If you haven’t heard the big announcement by Linden Lab that they’re finally closing down “illegitimate virtual bankers” in Second Life, you’ve been missing all the fun 🙂
The announcement on their Official Blog states:
As of January 22, 2008, it will be prohibited to offer interest or any direct return on an investment (whether in L$ or other currency) from any object, such as an ATM, located in Second Life, without proof of an applicable government registration statement or financial institution charter.
As you might expect, getting such a charter is pretty much impossible in almost all countries in the world, so this effectively means: no more virtual banks in the “Wild West” of Second Life. More information is available here (you need a valid Second Life account to log in).
Responses to Linden Lab’s decision have been interesting. Prokofy Neva, for instance, turned libertarian for a while:
And so ends the geek dream of a vast international space where money would never become an option…which made it possible for money everywhere to become an option growing out of every prim with a dollar sign hover-text. Money *is* needed to finance this Wild West world. Where will it come from now?
My old friend Eloise Pasteur, turned economics journalist for Massively, just states:
It will be interesting to see if any of the banks survive this transition, and if they don’t, what comes along in their place. It will also be interesting to see if there is a run on the banks now.
You can bet on that — Eloise’s colleague at Massively, Tateru Nino, usually reporting on community issues, statistics, and events that impact the virtual world, covered the protests at JT Financial, one of the leading virtual banking institutions that will now go out of business:
Of course there are panic withdrawals right now, because, at the end of the day the depositors simply don’t trust the banks to be able to repay the deposits, so everyone wants to get their account completely withdrawn as soon as possible, while the money holds out.
Most “banks” have already closed down their ATM networks, of course — at least the most fraudulent ones. They’ve learned the hard lesson from Ginko — it doesn’t pay off to be honest and stay around to try to fix things. Better to cash out and head for the next Caribbean island 🙂 Others, like the World Stock Exchange, have at least tried to keep their customers informed and provided them options to deal with the “banking ban” in the case it affects them.
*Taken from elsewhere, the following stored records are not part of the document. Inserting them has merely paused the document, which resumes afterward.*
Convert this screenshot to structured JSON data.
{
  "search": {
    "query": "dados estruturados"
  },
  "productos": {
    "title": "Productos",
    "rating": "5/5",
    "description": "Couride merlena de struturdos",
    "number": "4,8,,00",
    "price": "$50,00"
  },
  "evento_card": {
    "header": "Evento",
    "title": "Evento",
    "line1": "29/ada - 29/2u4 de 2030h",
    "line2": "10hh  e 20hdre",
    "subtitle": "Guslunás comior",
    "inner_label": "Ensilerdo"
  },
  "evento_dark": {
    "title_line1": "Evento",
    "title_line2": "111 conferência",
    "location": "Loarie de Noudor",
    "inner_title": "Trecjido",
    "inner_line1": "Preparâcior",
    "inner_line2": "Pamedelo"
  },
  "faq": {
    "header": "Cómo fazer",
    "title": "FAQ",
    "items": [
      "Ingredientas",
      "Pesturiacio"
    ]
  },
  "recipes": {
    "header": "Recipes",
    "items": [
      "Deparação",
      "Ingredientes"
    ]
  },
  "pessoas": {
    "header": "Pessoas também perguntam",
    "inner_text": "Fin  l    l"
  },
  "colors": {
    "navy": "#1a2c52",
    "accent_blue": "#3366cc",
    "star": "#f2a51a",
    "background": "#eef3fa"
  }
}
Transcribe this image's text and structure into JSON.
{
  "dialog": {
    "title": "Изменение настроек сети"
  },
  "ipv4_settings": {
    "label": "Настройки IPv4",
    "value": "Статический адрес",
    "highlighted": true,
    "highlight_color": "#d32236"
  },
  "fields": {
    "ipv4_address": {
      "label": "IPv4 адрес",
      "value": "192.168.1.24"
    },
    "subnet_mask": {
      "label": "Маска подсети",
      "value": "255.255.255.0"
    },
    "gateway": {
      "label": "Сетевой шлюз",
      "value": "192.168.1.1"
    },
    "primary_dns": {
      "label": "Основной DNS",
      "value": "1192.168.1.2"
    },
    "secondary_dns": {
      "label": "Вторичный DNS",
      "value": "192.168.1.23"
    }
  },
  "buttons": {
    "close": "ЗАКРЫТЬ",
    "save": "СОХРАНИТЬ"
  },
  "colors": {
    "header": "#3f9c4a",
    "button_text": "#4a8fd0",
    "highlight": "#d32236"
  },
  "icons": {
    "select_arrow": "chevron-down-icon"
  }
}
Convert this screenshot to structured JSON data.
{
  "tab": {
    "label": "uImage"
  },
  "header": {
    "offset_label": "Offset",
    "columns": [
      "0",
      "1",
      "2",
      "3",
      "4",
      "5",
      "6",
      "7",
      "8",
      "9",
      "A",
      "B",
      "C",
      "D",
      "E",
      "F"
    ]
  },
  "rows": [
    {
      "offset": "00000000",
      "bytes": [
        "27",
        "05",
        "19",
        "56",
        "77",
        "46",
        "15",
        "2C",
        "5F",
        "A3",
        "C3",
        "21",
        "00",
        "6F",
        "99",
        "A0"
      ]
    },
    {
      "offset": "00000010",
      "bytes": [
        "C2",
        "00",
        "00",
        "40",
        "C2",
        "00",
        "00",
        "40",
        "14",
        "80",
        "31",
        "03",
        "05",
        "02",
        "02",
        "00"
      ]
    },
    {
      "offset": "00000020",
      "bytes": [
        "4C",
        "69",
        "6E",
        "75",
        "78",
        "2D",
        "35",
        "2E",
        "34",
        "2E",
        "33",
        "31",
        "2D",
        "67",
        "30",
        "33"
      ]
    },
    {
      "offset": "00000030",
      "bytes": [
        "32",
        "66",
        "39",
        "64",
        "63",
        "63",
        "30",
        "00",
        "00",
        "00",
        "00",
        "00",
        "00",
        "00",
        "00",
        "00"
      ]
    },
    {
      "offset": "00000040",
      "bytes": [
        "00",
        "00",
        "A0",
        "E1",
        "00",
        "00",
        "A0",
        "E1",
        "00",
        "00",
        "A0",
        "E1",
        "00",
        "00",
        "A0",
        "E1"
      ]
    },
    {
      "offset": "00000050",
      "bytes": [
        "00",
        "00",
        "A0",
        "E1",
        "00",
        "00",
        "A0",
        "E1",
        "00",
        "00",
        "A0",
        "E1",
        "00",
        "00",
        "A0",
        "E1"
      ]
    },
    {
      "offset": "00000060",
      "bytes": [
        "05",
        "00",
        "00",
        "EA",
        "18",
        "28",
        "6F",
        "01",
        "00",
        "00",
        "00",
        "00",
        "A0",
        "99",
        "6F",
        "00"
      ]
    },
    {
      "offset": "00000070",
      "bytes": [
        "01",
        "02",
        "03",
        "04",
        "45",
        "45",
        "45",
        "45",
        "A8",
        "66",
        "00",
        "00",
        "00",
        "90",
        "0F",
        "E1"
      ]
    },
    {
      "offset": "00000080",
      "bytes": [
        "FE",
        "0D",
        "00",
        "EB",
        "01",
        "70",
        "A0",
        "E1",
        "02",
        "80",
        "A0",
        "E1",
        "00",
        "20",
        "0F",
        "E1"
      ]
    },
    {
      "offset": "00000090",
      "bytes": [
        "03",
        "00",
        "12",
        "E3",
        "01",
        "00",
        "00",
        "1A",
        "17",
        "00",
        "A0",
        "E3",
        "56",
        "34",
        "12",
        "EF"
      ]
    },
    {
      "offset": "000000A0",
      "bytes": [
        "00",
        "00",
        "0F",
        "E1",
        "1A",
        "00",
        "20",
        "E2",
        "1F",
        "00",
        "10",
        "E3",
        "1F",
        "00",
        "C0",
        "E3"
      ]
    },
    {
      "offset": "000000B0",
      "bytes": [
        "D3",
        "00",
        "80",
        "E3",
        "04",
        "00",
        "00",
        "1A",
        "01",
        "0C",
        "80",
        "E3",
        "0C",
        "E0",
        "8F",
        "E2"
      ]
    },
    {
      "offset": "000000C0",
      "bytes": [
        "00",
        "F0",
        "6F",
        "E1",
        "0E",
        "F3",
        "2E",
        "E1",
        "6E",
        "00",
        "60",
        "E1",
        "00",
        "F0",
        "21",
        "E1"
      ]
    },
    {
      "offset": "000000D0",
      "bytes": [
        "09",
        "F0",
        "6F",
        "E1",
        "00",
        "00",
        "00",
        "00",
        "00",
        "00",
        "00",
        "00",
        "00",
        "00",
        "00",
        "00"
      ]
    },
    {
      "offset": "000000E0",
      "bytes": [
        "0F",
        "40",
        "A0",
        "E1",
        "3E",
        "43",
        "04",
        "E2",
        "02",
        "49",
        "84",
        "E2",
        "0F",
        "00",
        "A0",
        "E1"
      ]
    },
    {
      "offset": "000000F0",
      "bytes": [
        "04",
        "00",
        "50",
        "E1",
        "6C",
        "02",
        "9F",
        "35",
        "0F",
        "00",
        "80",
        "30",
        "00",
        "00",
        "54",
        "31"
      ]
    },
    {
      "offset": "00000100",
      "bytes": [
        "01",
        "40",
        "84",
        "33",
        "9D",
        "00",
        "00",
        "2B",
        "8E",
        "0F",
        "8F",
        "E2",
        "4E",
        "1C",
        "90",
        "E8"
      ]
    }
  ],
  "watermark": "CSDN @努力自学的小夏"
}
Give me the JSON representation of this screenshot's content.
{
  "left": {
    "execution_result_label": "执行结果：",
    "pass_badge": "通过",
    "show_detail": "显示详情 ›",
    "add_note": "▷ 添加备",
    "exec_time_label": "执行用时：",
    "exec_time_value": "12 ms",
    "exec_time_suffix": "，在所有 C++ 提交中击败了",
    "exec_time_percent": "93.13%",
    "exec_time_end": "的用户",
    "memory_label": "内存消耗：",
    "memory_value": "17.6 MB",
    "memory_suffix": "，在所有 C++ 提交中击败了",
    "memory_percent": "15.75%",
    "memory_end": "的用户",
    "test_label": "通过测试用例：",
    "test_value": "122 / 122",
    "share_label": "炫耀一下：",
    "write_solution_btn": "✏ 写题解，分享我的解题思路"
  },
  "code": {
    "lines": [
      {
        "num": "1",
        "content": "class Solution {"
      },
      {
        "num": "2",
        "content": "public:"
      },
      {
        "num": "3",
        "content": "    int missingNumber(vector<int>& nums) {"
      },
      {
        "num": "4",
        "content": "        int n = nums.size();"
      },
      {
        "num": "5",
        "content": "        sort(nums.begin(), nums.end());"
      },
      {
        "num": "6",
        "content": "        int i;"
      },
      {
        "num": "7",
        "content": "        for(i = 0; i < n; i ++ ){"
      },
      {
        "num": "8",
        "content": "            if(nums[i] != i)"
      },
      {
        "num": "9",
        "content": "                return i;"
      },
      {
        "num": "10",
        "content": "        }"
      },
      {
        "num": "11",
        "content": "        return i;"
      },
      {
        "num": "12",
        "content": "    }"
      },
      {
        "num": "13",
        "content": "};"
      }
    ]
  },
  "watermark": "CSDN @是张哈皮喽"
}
The legal groups in Second Life, of course, see this as being only natural. Benjamin Duranske writes on his blog Virtually Blind:
My only complaint with this policy is that it has been too long in coming; it is clear and concise, and it undeniably makes the grid a better place. In the long run, policies like this, which acknowledge the obligations facing a company that offers users the chance to “make real money in a virtual world, that’s right, real money” (emphasis in original), will keep Second Life, and the grid in general, healthy and relatively free of regulation.
The irreverent lawyer Jessika Holyoke, writing on the Herald, suggests that different things are at stake here:
Additionally, Supply Linden generates revenue. Each purchase of Linden dollars is straight revenue. […] No capital investing in world, because they may be crooks, means that to raise massive amounts of Lindens you have to buy it through the LindeX.
An interesting theory. Would that mean that Linden Lab is actually just covering their own revenue streams by “monopolising” all currency-related issues? Does this mean that Raph Koster’s Metaplace, which will be open source and free, but will require people to buy microcurrency from his company, is actually getting it right?